This person has done this at considerable personal sacrifice, giving up a secure job to set up a new charity, initially drawing little or no salary while their children were still very young. The charity is now taking off, helped in part by the success of the CIWM-sponsored Toolkit; income has doubled this year, and looks set to triple that figure next year to more than a quarter of a million pounds.
The winner the 2018 CIWM President’s medal is Mike Webster, the Founder and CEO of our sector’s very own charity, Wasteaid.’
According to the UNEP and ISWA’s Global Waste Management Outlook (GWMO), three billion people lack access to basic solid waste management (SWM) services; addressing this global waste crisis would not only vastly improve their lives but also halve the weight of plastics entering the oceans. Professor David C Wilson and Mike Webster of Wasteaid made the case earlier this year, in an open access editorial in the ISWA journal Waste Management & Research, for community waste management as a ‘bottom up’ approach, to run in parallel to traditional ‘top-down’ approaches led by donors and governments.
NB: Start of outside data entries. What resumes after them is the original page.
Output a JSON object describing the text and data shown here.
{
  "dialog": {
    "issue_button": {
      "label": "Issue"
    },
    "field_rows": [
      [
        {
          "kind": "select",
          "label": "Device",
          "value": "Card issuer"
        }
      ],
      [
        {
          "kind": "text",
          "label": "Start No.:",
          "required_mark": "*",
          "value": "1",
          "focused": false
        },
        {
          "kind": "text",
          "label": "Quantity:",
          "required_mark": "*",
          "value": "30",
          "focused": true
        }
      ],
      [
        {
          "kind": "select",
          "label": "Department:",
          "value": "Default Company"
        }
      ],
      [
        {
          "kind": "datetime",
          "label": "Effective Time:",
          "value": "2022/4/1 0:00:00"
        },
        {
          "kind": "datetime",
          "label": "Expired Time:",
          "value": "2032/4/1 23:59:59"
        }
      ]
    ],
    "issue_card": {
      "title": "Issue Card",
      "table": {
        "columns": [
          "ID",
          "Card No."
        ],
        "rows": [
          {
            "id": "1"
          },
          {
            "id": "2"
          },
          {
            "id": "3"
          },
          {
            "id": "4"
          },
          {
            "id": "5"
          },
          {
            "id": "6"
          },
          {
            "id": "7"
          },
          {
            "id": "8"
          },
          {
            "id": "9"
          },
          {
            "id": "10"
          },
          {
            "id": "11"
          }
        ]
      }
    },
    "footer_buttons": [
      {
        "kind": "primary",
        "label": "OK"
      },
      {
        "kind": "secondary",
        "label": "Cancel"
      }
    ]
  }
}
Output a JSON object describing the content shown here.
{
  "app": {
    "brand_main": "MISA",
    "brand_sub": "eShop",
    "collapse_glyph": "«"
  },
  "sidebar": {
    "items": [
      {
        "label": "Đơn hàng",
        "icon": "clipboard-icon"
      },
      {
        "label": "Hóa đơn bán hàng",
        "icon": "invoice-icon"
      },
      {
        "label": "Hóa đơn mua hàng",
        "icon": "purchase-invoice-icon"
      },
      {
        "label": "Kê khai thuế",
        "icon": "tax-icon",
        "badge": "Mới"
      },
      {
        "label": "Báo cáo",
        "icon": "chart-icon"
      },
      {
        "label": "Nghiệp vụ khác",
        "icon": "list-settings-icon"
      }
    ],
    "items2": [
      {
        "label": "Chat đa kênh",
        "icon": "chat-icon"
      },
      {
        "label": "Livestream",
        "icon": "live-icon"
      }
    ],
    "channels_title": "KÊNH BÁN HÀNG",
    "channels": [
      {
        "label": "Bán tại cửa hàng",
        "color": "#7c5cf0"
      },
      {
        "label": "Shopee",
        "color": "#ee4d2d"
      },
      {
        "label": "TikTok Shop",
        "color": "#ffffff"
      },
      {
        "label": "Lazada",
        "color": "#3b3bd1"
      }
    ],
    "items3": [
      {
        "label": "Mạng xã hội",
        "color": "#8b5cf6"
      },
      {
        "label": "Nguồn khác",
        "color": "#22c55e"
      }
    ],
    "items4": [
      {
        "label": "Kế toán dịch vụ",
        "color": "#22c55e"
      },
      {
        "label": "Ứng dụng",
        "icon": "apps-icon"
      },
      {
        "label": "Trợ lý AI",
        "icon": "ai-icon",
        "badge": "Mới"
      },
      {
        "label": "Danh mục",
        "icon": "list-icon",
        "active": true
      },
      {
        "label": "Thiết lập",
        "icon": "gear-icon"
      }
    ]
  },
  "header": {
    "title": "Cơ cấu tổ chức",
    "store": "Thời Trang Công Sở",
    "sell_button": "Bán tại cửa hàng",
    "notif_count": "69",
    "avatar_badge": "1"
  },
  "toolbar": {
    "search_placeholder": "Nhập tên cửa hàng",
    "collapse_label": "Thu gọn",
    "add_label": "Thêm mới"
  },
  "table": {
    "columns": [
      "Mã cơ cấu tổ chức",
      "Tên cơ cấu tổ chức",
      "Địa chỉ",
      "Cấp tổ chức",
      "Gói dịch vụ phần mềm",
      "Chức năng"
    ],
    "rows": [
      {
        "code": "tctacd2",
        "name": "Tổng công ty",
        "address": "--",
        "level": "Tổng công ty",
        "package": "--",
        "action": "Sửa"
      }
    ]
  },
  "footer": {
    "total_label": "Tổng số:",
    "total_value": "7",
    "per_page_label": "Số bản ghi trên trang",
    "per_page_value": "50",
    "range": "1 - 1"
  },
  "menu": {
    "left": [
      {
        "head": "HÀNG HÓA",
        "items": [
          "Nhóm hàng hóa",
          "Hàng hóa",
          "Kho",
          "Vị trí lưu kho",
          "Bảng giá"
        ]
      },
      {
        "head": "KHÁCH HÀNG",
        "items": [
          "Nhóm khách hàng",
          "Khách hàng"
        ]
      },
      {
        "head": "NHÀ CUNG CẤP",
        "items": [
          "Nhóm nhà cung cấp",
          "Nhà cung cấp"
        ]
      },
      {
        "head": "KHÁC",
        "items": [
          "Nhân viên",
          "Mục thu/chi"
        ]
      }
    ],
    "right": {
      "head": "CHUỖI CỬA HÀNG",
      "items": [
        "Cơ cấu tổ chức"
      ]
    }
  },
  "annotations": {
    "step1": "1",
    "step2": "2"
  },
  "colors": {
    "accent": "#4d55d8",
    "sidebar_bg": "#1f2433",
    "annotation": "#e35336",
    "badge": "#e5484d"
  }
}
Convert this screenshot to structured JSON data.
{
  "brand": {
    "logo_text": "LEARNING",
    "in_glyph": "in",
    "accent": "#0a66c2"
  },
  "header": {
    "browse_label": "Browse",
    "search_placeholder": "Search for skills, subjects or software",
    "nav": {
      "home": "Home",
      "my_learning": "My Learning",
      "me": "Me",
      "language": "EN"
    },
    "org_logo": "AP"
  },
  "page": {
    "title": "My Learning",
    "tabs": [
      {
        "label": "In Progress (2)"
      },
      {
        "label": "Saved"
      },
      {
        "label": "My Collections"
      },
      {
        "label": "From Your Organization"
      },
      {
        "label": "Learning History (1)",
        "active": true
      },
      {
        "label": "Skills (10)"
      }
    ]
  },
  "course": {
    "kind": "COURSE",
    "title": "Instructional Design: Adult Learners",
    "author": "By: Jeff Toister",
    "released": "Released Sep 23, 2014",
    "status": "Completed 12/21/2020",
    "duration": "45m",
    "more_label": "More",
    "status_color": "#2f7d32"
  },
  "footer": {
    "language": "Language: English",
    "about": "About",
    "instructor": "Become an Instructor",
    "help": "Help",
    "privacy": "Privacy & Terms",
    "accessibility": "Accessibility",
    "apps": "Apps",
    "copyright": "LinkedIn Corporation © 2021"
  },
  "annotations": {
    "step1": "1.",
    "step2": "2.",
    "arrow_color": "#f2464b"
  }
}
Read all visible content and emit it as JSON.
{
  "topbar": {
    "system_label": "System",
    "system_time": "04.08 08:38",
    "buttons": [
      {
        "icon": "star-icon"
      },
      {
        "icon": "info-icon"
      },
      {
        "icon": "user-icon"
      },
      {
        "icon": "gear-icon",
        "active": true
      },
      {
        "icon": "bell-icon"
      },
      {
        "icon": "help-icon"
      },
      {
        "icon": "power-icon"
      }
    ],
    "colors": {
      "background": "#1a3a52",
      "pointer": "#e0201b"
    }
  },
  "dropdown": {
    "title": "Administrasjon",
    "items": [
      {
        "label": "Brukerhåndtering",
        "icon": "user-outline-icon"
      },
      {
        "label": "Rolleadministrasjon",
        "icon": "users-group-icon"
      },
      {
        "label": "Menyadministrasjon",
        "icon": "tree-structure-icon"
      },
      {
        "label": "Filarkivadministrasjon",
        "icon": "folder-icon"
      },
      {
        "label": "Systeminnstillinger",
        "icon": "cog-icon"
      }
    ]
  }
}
Community waste management aims to help local communities in the poorest countries, where the local authority often has no funds to provide a SWM service, to tackle the problem themselves through the resource value in the wastes. If, for example, food wastes or low-value plastics are kept separate, they can be turned into new, useful products. With simple tools and the right knowledge, people can become self-employed recycling entrepreneurs, providing a very valuable service for the health and wellbeing of their community, and the whole planet – as well as reducing poverty and creating sustainable livelihoods.
One of the gaps identified by the GWMO was for practical guidance on such low-cost ‘waste to wealth’ technologies which involve minimal capital investment and make products to sell in a local market. DCW’s CIWM Presidential Report aimed to plug that gap: Wasteaid prepared a Toolkit, including a dozen How-to-do-it Guides for simple technologies using organics and low-value plastics.
While preparing the Toolkit, we identified a parallel requirement, for the scientific underpinning of some of the technologies. This month sees the publication of a paper on optimising the technology for producing plastic bonded sand blocks, for use e.g. as paving slabs, from the low value LDPE film plastic, which is a major problem even in the least-developed countries. Our team at Imperial College London was led by Professor Chris Cheeseman, with the laboratory research carried out by Alexander Kumi-Larbi Jnr and Danladi Yunana. The technology was developed by another co-authors, Pierre Kamsouloum, a self-taught entrepreneur from the Cameroun.